—From “Charcoal Joe,” 2016 by Walter Mosley.

As recently as 2014, Professor Kelly Campbell at San Bernardino State University wrote an article for Psychology Today titled “Black People have a right to be angry,” in which she discussed the de facto injustices and oppression that fuel Black rage. This anger remains a “given” in spite of the passage of the two-term presidency of the first Black chief executive, as the election of his successor, a long shot celebrity with no tangible political experience whose victory has merely rekindled the flames of a generation-old debate that shows no sign of closure is the foreseeable future.

This racially initiated rage permeates the landscape that Ezekiel “Easy” Rawlings inhabits. In this, the 14th installment of Walter Mosley’s moonlighting gumshoe, things are looking up for the reluctant hero. Fortune (and a financial windfall from the adventures covered in “Rose Gold,” the previous novel in the series) has allowed him to take his private eye sideline and turn it into a professional endeaveor, while racial and social progress, circa 1968, enables him to set up offices in the tranquil neighborhood around Pico and Robertson, boulevards along with a comfortable home nearby in upscale West Los Angeles.

“Ain’t another Negro in 30 blocks got a office around here, man,” his life long compadre, Raymond “Mouse” Alexander exclaims at the beginning of this tawdry tale.

Things are never completely serene for this Louisiana/Texas-bred Angeleno however, because his maniacal homeboy Mouse calls upon him to prove the innocence of yet another Black man unfortunate enough to be in the wrong place at the wrong time.

A confirmed sociopath, Mouse has left a trail of bodies in his wake since his introduction in “Devil in a Blue Dress,” the first episode in the Easy Rawlings canon. In this go-round however, Mouse’s penchant for mayhem is put on the back burner and he is relegated to messenger status for the grisly proceedings to come.

Murder is the case here, to paraphrase Snoop Dogg’s 1994 hit song, and the defendant is one Poindexter-like Seymour Brathwaite, a doctoral candidate in physics at UCLA. Brathwaite is a nerdish academic, wearing coke-bottle thick glasses, who is incapable of harming a fly, let alone homicide. Yet his complexion is all the connection the police need to make a conviction, freeing them from the tedious task of actually finding the guilty party.

Like any detective yarn, “Charcoal Joe” is populated with memorable characters on both sides (and sometimes straddling) the perimeter of the law.

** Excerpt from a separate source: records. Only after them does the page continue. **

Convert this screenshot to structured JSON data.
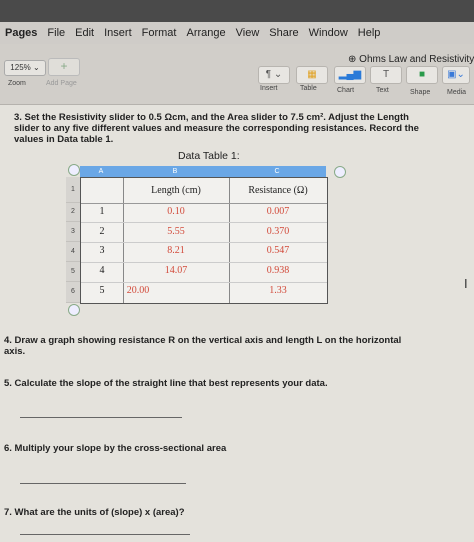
{
  "menu": [
    "Pages",
    "File",
    "Edit",
    "Insert",
    "Format",
    "Arrange",
    "View",
    "Share",
    "Window",
    "Help"
  ],
  "toolbar": {
    "zoom": "125%",
    "zoom_label": "Zoom",
    "add_page_label": "Add Page",
    "document_title": "Ohms Law and Resistivity",
    "tools": [
      "Insert",
      "Table",
      "Chart",
      "Text",
      "Shape",
      "Media"
    ]
  },
  "questions": {
    "q3": "3. Set the Resistivity slider to 0.5 Ωcm, and the Area slider to 7.5 cm². Adjust the Length slider to any five different values and measure the corresponding resistances. Record the values in Data table 1.",
    "q4": "4. Draw a graph showing resistance R on the vertical axis and length L on the horizontal axis.",
    "q5": "5. Calculate the slope of the straight line that best represents your data.",
    "q6": "6. Multiply your slope by the cross-sectional area",
    "q7": "7. What are the units of (slope) x (area)?"
  },
  "table": {
    "title": "Data Table 1:",
    "col_letters": [
      "A",
      "B",
      "C"
    ],
    "row_numbers": [
      "1",
      "2",
      "3",
      "4",
      "5",
      "6"
    ],
    "headers": [
      "",
      "Length (cm)",
      "Resistance (Ω)"
    ],
    "rows": [
      [
        "1",
        "0.10",
        "0.007"
      ],
      [
        "2",
        "5.55",
        "0.370"
      ],
      [
        "3",
        "8.21",
        "0.547"
      ],
      [
        "4",
        "14.07",
        "0.938"
      ],
      [
        "5",
        "20.00",
        "1.33"
      ]
    ]
  }
}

These include a motley crew of shot callers, underworld scavengers, and above all the countless unfortunates, most of them minorities (and a few Whites) who find themselves ground under the wheels of the status quo.

Figuring prominently in this motley crew is Charcoal Joe, who gives the tome its title. An incarcerated criminal mastermind whose influence extends far beyond the confines of his minimum security detention center, Joe is the catalyst who has kicked off Easy’s latest grim escapade, and in true noir tradition, his motives are not entirely altruistic.

Former President Bill Clinton once proclaimed Walter Mosley his favorite writer, and since then the accolades and book sales have multiplied, including the 1995 motion picture based on“Devil in a Blue Dress,” which featured Denzel Washington as the home spun detective, and a star-making performance by Don Cheadle as the homicidally inclined Mouse.

These days, Mosley resides in Brooklyn, a continent away from his humble beginnings in Watts, resting on his laurels as Edgar Grand Master (awarded by the Mystery Writers of America) along with other honors. Distance has not dulled his familiarity with the geography or the nuances of his hometown, however. The series is more so a chronicle of the racial evolution of a city than just a collection of “whodunits.” Easy’s (and Mosley’s) genius lies in his ability to bridge the barriers separating Black and White, opulence and squalor, and recognizing the correlation of the human condition among the henchmen, misfits, power brokers, and especially the victims he encounters in his quest for justice in an inequitable world.

“Charcoal Joe” by Walter Mosley, 320 pages from Doubleday, sells for $26.95, and may be purchased online, or at Eso Won Books, 4327 Degnan Blvd. in Los Angeles.